▶ [Description of the task] Keep only those lines of the records that include the string "true".
<<<<
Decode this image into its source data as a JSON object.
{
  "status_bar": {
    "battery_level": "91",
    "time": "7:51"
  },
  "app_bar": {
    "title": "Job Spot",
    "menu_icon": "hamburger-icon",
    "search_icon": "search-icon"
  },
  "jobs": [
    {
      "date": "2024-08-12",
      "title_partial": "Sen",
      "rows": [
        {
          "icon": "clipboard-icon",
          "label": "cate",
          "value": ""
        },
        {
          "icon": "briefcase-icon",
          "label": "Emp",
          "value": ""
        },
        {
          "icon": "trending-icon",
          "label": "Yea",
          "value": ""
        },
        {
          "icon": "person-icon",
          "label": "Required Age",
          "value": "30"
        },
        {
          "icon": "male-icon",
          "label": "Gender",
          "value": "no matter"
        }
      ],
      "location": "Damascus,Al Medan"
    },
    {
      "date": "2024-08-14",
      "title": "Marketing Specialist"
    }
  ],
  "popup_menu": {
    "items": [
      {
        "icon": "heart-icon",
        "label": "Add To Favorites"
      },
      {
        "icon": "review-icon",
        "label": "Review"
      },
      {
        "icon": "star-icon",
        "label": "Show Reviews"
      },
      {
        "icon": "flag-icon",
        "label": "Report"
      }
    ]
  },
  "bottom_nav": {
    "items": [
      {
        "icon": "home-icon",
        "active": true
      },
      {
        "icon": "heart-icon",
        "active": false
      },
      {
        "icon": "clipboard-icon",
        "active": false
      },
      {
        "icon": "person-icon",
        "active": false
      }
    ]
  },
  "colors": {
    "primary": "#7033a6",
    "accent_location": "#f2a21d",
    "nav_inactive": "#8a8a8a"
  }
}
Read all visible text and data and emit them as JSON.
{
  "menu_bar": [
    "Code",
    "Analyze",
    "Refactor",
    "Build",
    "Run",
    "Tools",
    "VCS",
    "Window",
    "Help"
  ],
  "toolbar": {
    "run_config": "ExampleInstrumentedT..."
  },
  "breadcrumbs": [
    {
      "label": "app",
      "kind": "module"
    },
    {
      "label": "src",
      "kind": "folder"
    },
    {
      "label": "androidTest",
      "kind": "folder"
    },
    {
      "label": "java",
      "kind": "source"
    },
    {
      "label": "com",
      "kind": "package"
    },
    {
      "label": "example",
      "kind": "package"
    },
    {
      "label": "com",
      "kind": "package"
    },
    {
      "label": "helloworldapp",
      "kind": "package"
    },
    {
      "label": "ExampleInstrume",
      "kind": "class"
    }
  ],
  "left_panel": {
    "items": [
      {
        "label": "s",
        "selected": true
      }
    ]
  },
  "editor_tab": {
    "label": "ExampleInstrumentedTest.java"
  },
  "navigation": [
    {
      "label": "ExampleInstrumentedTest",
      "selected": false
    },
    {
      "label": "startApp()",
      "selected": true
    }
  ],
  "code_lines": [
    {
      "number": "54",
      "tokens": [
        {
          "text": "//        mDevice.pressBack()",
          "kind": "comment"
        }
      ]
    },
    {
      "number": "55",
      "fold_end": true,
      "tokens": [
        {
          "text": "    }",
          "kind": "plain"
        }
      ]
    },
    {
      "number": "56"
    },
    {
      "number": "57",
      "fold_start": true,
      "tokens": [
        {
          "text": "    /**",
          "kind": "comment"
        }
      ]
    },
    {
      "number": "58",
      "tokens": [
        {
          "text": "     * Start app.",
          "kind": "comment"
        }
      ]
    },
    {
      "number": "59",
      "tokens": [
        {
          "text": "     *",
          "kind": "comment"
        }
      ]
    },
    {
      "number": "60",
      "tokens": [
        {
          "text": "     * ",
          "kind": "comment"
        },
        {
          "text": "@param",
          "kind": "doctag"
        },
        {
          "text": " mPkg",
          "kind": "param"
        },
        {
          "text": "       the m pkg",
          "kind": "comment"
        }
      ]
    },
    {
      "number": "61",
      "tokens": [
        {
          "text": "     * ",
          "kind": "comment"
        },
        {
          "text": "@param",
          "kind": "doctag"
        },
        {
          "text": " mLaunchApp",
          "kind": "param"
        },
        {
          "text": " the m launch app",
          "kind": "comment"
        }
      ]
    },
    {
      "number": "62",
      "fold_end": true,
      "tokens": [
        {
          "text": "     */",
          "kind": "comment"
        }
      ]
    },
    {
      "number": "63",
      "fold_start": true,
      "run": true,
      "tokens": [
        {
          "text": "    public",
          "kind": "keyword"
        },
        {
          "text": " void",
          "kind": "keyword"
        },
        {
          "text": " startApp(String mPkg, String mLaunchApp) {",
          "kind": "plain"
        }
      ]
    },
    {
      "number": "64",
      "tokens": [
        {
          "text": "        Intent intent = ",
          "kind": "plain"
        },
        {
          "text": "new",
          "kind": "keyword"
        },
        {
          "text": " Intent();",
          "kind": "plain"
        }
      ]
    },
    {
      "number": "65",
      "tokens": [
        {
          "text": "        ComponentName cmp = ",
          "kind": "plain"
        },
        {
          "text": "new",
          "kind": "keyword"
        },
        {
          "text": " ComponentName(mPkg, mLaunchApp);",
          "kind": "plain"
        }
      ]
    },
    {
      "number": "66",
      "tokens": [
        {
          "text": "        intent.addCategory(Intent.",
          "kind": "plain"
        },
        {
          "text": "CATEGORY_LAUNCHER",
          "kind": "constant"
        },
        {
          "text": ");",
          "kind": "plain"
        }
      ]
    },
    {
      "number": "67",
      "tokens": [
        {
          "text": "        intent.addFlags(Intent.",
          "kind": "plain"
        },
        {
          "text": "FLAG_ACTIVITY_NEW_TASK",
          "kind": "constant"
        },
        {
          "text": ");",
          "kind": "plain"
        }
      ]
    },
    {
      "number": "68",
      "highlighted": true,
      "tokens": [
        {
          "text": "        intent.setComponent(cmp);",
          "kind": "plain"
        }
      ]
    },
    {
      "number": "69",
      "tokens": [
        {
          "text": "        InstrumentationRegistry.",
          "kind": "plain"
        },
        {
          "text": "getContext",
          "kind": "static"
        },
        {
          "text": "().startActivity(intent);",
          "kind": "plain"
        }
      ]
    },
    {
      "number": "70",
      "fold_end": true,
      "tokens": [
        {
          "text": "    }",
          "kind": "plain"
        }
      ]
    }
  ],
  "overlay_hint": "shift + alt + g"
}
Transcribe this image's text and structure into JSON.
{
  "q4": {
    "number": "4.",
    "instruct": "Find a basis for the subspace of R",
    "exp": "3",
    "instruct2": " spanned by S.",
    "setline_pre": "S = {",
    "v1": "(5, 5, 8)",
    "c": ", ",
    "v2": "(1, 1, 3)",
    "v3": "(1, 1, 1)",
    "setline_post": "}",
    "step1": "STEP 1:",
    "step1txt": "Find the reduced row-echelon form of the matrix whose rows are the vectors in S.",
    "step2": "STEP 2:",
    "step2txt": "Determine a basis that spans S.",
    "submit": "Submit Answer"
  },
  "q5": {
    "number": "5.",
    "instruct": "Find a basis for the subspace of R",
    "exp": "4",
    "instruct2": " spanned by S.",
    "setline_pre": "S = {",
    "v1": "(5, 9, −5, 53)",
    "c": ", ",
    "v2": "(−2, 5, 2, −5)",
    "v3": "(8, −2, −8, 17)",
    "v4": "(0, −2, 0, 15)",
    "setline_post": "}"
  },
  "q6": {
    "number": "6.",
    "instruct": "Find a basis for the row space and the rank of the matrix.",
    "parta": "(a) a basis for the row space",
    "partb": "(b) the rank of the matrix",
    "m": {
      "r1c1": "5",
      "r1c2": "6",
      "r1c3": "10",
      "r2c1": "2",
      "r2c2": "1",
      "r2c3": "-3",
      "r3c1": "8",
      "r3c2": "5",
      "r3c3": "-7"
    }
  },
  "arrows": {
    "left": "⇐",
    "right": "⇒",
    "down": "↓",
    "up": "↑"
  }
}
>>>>
▶ [Solution to this exercise]
        "active": true
        "selected": true
      "selected": true
      "fold_end": true,
      "fold_start": true,
      "fold_end": true,
      "fold_start": true,
      "run": true,
      "highlighted": true,
      "fold_end": true,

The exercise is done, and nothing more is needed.